Working around this pretty substantial roadblock requires some creativity and forethought.
My suggestion is to first) understand the primary goal of the session, second) understand the role that the Barbell Reverse Lunges are playing in that, and third) construct a scheme that aligns them.
This is where the creativity can come in!
With the "Workout of the Week" from this week, I paired Barbell Reverse Lunges in a superset with Heel Elevated Goblet Squats to load the quads in the mid-range of their fiber length before exhausting them through metabolic stress in the lengthened state. While this is a totally valid application, it is just one of many potential options for effectively including the reverse lunges into a well-functioning program.
Other options include:
1) Pre-exhaust the quads with leg extensions before the reverse lunges
2) Pre-exhaust the glutes with hip thrusts (another example of shortened-to-lengthened supersets in action)
3) Using the reverse lunges as an accessory to heavy squats to prioritize mobility and healthy tissues
4) Perform straight sets of 8-12 each side within a moderate intensity range to ensure the total workload of each leg is relatively equal
I would consider the Barbell Reverse Lunges to be a very specific inclusion in a program. A lot has to align to get the most out of it and a lot can go wrong to leach efficacy. Treat the exercise with its deserved respect and it will return the favor via tree-trunk legs, eye-popping strength, and impenetrable full-body stability.
Primary Use Case:
- Hypertrophy of the Quads and Glutes
- Improved Strength in the Squat Pattern

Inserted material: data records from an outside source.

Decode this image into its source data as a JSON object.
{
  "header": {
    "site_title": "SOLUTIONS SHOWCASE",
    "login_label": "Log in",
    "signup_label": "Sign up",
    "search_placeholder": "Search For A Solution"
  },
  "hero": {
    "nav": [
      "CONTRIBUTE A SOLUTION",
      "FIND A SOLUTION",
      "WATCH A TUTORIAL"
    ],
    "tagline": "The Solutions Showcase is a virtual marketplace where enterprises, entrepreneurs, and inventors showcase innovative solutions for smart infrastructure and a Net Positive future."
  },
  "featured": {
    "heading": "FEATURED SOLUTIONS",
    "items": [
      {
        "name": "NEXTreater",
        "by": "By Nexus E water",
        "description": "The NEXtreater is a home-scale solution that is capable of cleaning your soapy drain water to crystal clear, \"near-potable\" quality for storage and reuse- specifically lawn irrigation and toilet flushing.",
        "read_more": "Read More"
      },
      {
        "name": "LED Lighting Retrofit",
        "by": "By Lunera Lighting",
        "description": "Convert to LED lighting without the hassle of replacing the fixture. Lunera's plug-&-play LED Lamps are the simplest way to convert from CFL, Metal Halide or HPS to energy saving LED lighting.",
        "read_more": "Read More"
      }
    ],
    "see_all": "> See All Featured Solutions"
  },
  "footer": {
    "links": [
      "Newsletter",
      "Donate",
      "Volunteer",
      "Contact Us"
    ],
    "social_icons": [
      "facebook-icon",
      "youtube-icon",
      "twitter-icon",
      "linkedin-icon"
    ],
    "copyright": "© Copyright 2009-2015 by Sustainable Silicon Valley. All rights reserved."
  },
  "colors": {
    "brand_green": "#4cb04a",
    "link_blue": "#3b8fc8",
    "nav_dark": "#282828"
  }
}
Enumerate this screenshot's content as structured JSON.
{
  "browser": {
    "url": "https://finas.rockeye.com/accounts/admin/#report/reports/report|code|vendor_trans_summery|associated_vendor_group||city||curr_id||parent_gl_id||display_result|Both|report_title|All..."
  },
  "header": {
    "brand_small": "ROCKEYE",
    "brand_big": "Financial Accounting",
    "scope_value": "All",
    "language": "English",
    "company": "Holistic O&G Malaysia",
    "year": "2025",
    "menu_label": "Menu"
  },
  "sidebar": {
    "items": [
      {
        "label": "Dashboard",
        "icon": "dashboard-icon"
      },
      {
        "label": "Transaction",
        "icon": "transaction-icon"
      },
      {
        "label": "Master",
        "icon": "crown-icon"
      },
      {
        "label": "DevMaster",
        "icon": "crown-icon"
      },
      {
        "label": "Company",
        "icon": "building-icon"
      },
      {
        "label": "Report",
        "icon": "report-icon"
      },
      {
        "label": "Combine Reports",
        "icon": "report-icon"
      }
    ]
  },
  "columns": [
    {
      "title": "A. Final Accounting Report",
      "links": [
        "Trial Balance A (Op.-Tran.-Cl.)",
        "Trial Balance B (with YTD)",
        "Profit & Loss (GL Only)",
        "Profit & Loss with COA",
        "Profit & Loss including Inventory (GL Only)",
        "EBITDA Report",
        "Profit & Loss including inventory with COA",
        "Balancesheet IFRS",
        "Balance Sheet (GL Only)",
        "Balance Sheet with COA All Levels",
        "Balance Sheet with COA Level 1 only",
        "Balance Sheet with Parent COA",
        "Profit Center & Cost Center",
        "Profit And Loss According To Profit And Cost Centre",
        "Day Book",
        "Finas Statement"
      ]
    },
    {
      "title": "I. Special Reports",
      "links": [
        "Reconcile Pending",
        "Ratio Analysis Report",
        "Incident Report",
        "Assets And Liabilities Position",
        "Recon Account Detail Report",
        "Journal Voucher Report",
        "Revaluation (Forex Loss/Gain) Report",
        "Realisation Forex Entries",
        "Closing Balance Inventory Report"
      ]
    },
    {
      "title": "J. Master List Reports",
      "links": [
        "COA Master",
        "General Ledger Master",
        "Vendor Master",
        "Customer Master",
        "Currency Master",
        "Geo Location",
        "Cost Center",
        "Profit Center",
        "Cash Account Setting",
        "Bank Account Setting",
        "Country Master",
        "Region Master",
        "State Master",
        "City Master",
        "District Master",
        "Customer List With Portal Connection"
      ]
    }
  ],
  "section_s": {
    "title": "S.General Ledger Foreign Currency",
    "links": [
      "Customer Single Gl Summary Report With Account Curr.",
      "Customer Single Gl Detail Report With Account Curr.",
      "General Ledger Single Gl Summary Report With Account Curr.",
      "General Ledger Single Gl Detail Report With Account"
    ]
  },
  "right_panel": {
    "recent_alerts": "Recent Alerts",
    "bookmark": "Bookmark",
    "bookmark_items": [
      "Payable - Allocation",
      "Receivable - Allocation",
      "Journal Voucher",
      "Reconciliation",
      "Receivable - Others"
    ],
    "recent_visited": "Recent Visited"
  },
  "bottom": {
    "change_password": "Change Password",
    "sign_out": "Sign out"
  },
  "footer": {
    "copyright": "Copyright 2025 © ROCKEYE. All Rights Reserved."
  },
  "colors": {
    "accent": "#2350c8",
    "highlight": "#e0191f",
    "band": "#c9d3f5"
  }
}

- Equalizing Bilateral Deficit (Both Sides Forced to Work Evenly)
- Improved Neuromuscular Coordination
- Improved Trunk Stability